When the countertops went in, I was surprised at how great it looked. The white did not look girly at all, but stately, if not a little bit school-y, which makes sense given what Lindsey and I do for a living. The specks in the countertop give it a sense of depth that I did not expect.
This blog has been moribund for quite a while. It has been pretty embarrassing actually, but it is time to come back to it. Pretty soon, Lindsey and I will have a newborn to write about this coming spring and plenty to think about and share with our friends and family. On the technical side, I would like to start writing more about planning and forecasting technology. I am sure we will have some food stuff and house stuff to share as well.
I am going to be showing off my miniature whiteboard project at the Illinois Computing Educators 2012 Conference a week from this Thursday, in St. Charles, IL. It should be a good time. This is going to be the first conference that Lindsey and I both attend, which is exciting enough on its own. It will also be the first time I ever participate in a conference in any other way than scurrying from keynote to breakout, hoping that I’m taking good enough notes for anyone I hope to talk about stuff with later on. So that means that for my first ever conference presentation, I might get to mess it up in clear view of my wife. Continue reading
Disrupting Class by Clayton M. Christensen is simultaneously the most compelling outsider view of education and contains some of the most naive assumptions and downright lazy narratives I have ever seen. So the questions I have been turning over and over in my head are: How much of this book is interesting? How much of it is new? How much of my opinion of it is really just a proxy war between my inner skeptic and my inner believer?

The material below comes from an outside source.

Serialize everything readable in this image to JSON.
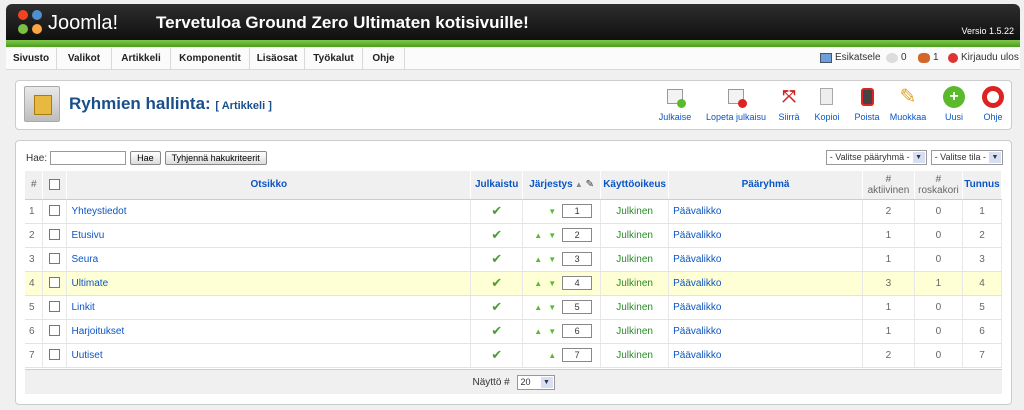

On that last question, I have no idea which one is going to win out in the end, or even which one I want to win out in the end. Part of the reason why I love the most skeptical parts of myself is because I get to explore the feeling of having my mind changed on things. (I’ll post more about that later when I write about what I’ve learned overall in my CTER coursework.) So, let’s figure out what in this book serves the soldiers of my mind’s inner conflict. Continue reading
In the 90s it was e-. Then Apple made everyone put i- in front of everything in 1998. That stuck around for most of the 2000s and then 2010 rolled around and we needed a new euphemism for things on the Internet. So we have “cloud” now.
Along with the marketing term though, we have Larry Ellison’s dream where software is sold as a service, not as a product, and everything is stored and delivered over the Internet. If you back up and think about what “the cloud” is though, it’s much bigger than just files and applications, in the world of Internet service companies, it’s an approach to server management where web sites are no longer tied to on specific dedicated server, but instead abstracted across multiple machines.
That second part is probably the more boring concept for most people, but from the perspective of a school tech geek, it’s actually much more exciting than Google Docs. Continue reading